Mackenzie has been reading the Vet Volunteers books written by Laurie Halse Anderson.  This series is a little different than most because it features different characters in each book.  There is a common theme though--all are trying to help animals in need.

What makes these three students so remarkable is their transition as a reader.  They found a series they like and have actually stuck with books, finishing one after another.  There is no fake reading going on here.  They have become successful readers and students.   

It seems like almost all readers have read a series or two that sticks with them forever.  What is your favorite series?

Friday, October 5, 2012

The Easy Way to Get a Good Grade

Students weekly Read at Home assignment rewards extra effort. Students choose a book that they want to read from home, the library, or the book room. The only requirement is that they log the title, time read, and pages.

As a teacher, I reward the students that make the most effort. Although grades are not entirely tied to how hard a student works, poor grades are reflective of a lack of work ethic.  If a student wants a better grade, just read a little more.  I even give extra credit for students that read more than 180 minutes.



A =    180 + Minutes
B =    120 - 179 Minutes
C =    60 - 119 Minutes
F =    0-59 Minutes

Although students have no direct assignments associated with Read at Home many of the activities and projects in class are based on the book they are reading. When students write about their book, it is easy to monitor comprehension and see if students are "getting it." The fact that students can pick their book to read helps because they can find a book that interests them.

The emphasis on reading is largely based on the research from Richard Allington. Allington cites four "background factors" associated with why students have difficulty with reading. According to the author:

1. the amount of reading that students do in and out of school was related to reading achievement;
2. children who spend more time on workbook activities versus reading text are more likely to have difficulty reading;
3. children who come from homes where reading is not modeled have difficulty reading; and,
4. students who have difficulty providing details and arguments to support interpretations of what they read have difficulty with reading.


According to the author, time on task is the best predictor for reading success in students.
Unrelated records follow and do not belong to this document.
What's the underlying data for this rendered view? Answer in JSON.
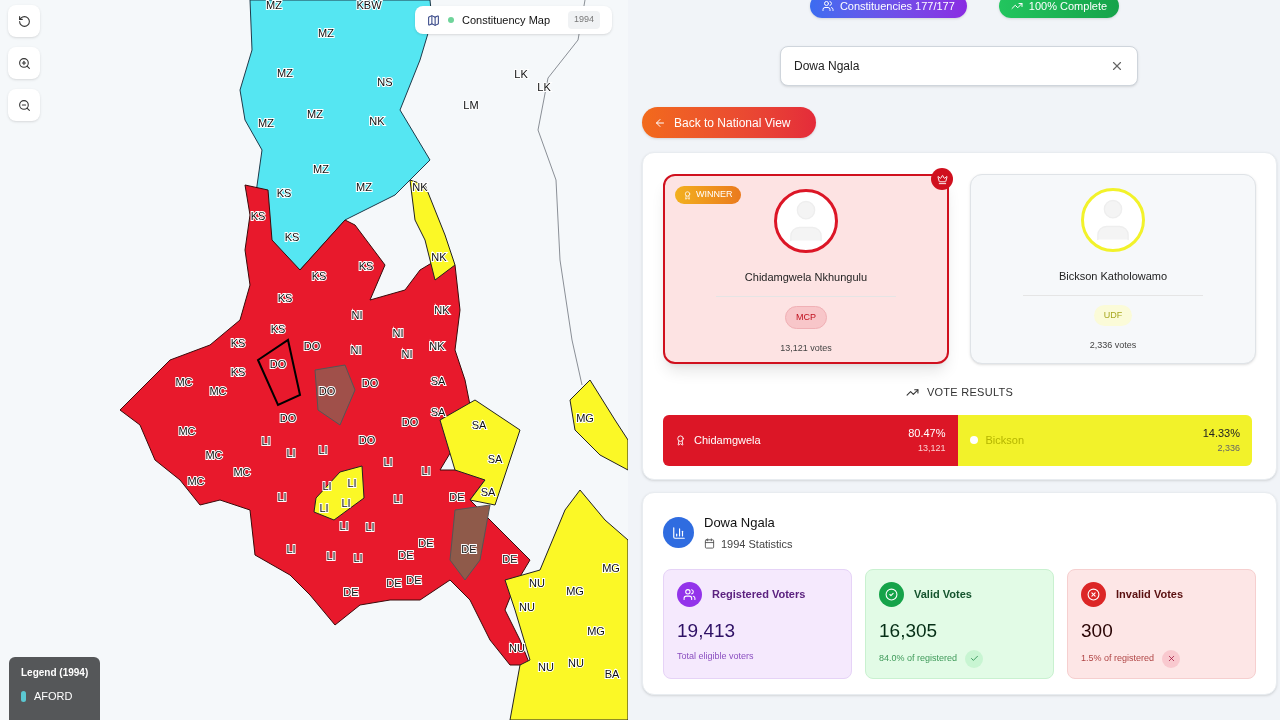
{
  "map": {
    "controls": [
      {
        "kind": "reset"
      },
      {
        "kind": "zoom_in"
      },
      {
        "kind": "zoom_out"
      }
    ],
    "header": {
      "title": "Constituency Map",
      "year": "1994"
    },
    "labels": [
      "MZ",
      "KBW",
      "MZ",
      "MZ",
      "NS",
      "MZ",
      "NK",
      "MZ",
      "MZ",
      "MZ",
      "KS",
      "KS",
      "LK",
      "LK",
      "LM",
      "KS",
      "KS",
      "KS",
      "KS",
      "NI",
      "NK",
      "KS",
      "NI",
      "DO",
      "NI",
      "KS",
      "NI",
      "NK",
      "DO",
      "MC",
      "MC",
      "KS",
      "DO",
      "DO",
      "SA",
      "DO",
      "DO",
      "SA",
      "MC",
      "LI",
      "DO",
      "LI",
      "MC",
      "LI",
      "LI",
      "LI",
      "MC",
      "MC",
      "LI",
      "LI",
      "LI",
      "DE",
      "LI",
      "LI",
      "DE",
      "LI",
      "LI",
      "LI",
      "DE",
      "DE",
      "DE",
      "DE",
      "DE",
      "NU",
      "NK",
      "NK",
      "SA",
      "SA",
      "SA",
      "LI",
      "LI",
      "LI",
      "DE",
      "MG",
      "MG",
      "MG",
      "MG",
      "NU",
      "NU",
      "NU",
      "NU",
      "BA"
    ],
    "legend": {
      "title": "Legend (1994)",
      "items": [
        {
          "label": "AFORD",
          "color": "#5bc8d2"
        }
      ]
    }
  },
  "summary": {
    "badges": [
      {
        "label": "Constituencies 177/177",
        "kind": "constituencies"
      },
      {
        "label": "100% Complete",
        "kind": "complete"
      }
    ]
  },
  "search": {
    "value": "Dowa Ngala"
  },
  "back_button": "Back to National View",
  "candidates": [
    {
      "name": "Chidamgwela Nkhungulu",
      "party": "MCP",
      "votes": "13,121 votes",
      "winner": true,
      "color": "#dc1626"
    },
    {
      "name": "Bickson Katholowamo",
      "party": "UDF",
      "votes": "2,336 votes",
      "winner": false,
      "color": "#f2f22a"
    }
  ],
  "winner_badge": "WINNER",
  "vote_results": {
    "title": "VOTE RESULTS",
    "segments": [
      {
        "name": "Chidamgwela",
        "percent": "80.47%",
        "votes": "13,121",
        "winner": true,
        "color": "#dc1626",
        "level": 0.5
      },
      {
        "name": "Bickson",
        "percent": "14.33%",
        "votes": "2,336",
        "winner": false,
        "color": "#f2f22a"
      }
    ]
  },
  "statistics": {
    "title": "Dowa Ngala",
    "subtitle": "1994 Statistics",
    "cards": [
      {
        "kind": "registered",
        "label": "Registered Voters",
        "value": "19,413",
        "note": "Total eligible voters"
      },
      {
        "kind": "valid",
        "label": "Valid Votes",
        "value": "16,305",
        "note": "84.0% of registered"
      },
      {
        "kind": "invalid",
        "label": "Invalid Votes",
        "value": "300",
        "note": "1.5% of registered"
      }
    ]
  }
}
Put simply, more reading is equal to greater academic achievement.

The bottom line--if students read more, their grade improves and they become better students.

Monday, December 19, 2011

Reading During Christmas Break

Are you going to have a little spare time over the holidays?  Want to do something enjoyable and earn some extra credit?  All you have to do is READ!

If you complete two or more books over break, and comment on them, you will earn extra credit!  

The best part is the more you read, the more extra credit you earn.  And it will count as minutes on the next Read at Home assignment, too.  A couple of years ago, one student read over 1,400 minutes during Christmas break.  How many books will you read?

Monday, October 11, 2010

Honestly, Why Didn't She Just Lie

Students have to read at home 180 minutes each week to earn an "A."  When she turned in her paper, she had read for 170 minutes.  She's a bright girl and could easily have fudged a few minutes here and there to get up to 180.  So why didn't she?

The Read at Home assignment is based on the honor system.  The only real check is whether or not students comprehend the book and can write about it.  Parents don't have to sign off.  Students fill out their reading times.  And students clearly understand that the more they read, the better their grade.

So why didn't this girl, who is extremely driven by grades, add on enough time to get an A?   Last year we discussed integrity and I was a little surprised and a lot pleased with students' responses.  I thought of this again, and felt good about today's students.

Although Cassie didn't get an "A" she earned a whole lot more.  She got my respect and my appreciation.  For herself, she got a feeling of satisfaction in knowing that she did the right thing, and she is an honorable person.

Why didn't she just lie?  She's way too smart and has way too much integrity for that.

Image from http://simplecomplexity.net/data-integrity-what-does-it-really-mean-why-is-it-important/